(Data about app and page elements)
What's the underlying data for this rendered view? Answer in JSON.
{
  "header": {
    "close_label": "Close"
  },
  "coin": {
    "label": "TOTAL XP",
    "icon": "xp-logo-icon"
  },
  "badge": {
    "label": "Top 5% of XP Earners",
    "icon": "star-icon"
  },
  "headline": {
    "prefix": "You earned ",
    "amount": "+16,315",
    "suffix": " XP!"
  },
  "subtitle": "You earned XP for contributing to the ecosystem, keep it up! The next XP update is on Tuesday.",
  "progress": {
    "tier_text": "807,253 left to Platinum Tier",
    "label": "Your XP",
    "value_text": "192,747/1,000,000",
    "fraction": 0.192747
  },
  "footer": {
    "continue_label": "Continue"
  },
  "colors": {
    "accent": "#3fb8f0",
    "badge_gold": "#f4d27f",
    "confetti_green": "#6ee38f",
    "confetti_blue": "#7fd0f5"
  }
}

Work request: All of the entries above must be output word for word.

Response:
What's the underlying data for this rendered view? Answer in JSON.
{
  "header": {
    "close_label": "Close"
  },
  "coin": {
    "label": "TOTAL XP",
    "icon": "xp-logo-icon"
  },
  "badge": {
    "label": "Top 5% of XP Earners",
    "icon": "star-icon"
  },
  "headline": {
    "prefix": "You earned ",
    "amount": "+16,315",
    "suffix": " XP!"
  },
  "subtitle": "You earned XP for contributing to the ecosystem, keep it up! The next XP update is on Tuesday.",
  "progress": {
    "tier_text": "807,253 left to Platinum Tier",
    "label": "Your XP",
    "value_text": "192,747/1,000,000",
    "fraction": 0.192747
  },
  "footer": {
    "continue_label": "Continue"
  },
  "colors": {
    "accent": "#3fb8f0",
    "badge_gold": "#f4d27f",
    "confetti_green": "#6ee38f",
    "confetti_blue": "#7fd0f5"
  }
}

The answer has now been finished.